All records that follow are to be restated exactly.
┌──
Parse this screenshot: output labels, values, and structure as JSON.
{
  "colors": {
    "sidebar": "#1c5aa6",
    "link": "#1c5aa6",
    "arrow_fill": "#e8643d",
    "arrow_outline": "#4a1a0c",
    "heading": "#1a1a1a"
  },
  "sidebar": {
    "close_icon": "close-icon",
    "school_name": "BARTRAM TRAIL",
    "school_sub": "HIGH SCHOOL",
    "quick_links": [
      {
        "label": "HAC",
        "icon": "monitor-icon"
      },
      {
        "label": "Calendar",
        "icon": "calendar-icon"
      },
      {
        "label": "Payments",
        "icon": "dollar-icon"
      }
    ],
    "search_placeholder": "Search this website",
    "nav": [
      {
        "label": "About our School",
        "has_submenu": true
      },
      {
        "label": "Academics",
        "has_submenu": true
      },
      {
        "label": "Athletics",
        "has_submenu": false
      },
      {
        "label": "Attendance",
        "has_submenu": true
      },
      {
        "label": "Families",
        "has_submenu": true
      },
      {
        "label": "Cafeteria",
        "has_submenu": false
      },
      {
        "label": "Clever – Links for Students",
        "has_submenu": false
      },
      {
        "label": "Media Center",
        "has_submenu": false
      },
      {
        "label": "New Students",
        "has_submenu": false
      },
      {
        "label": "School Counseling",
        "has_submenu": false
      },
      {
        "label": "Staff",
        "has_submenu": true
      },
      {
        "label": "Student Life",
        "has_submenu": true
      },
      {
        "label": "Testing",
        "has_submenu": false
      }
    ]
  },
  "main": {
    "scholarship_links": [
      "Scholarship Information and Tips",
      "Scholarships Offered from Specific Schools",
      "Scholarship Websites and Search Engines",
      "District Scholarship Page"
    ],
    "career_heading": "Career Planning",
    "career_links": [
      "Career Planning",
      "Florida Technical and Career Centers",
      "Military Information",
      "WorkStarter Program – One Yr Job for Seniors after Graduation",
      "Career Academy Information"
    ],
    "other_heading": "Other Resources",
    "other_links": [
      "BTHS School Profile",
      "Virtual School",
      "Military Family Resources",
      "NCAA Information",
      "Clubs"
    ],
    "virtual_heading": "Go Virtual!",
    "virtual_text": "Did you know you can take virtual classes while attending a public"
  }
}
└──
● **SOLUTION TO THIS EXERCISE**
Parse this screenshot: output labels, values, and structure as JSON.
{
  "colors": {
    "sidebar": "#1c5aa6",
    "link": "#1c5aa6",
    "arrow_fill": "#e8643d",
    "arrow_outline": "#4a1a0c",
    "heading": "#1a1a1a"
  },
  "sidebar": {
    "close_icon": "close-icon",
    "school_name": "BARTRAM TRAIL",
    "school_sub": "HIGH SCHOOL",
    "quick_links": [
      {
        "label": "HAC",
        "icon": "monitor-icon"
      },
      {
        "label": "Calendar",
        "icon": "calendar-icon"
      },
      {
        "label": "Payments",
        "icon": "dollar-icon"
      }
    ],
    "search_placeholder": "Search this website",
    "nav": [
      {
        "label": "About our School",
        "has_submenu": true
      },
      {
        "label": "Academics",
        "has_submenu": true
      },
      {
        "label": "Athletics",
        "has_submenu": false
      },
      {
        "label": "Attendance",
        "has_submenu": true
      },
      {
        "label": "Families",
        "has_submenu": true
      },
      {
        "label": "Cafeteria",
        "has_submenu": false
      },
      {
        "label": "Clever – Links for Students",
        "has_submenu": false
      },
      {
        "label": "Media Center",
        "has_submenu": false
      },
      {
        "label": "New Students",
        "has_submenu": false
      },
      {
        "label": "School Counseling",
        "has_submenu": false
      },
      {
        "label": "Staff",
        "has_submenu": true
      },
      {
        "label": "Student Life",
        "has_submenu": true
      },
      {
        "label": "Testing",
        "has_submenu": false
      }
    ]
  },
  "main": {
    "scholarship_links": [
      "Scholarship Information and Tips",
      "Scholarships Offered from Specific Schools",
      "Scholarship Websites and Search Engines",
      "District Scholarship Page"
    ],
    "career_heading": "Career Planning",
    "career_links": [
      "Career Planning",
      "Florida Technical and Career Centers",
      "Military Information",
      "WorkStarter Program – One Yr Job for Seniors after Graduation",
      "Career Academy Information"
    ],
    "other_heading": "Other Resources",
    "other_links": [
      "BTHS School Profile",
      "Virtual School",
      "Military Family Resources",
      "NCAA Information",
      "Clubs"
    ],
    "virtual_heading": "Go Virtual!",
    "virtual_text": "Did you know you can take virtual classes while attending a public"
  }
}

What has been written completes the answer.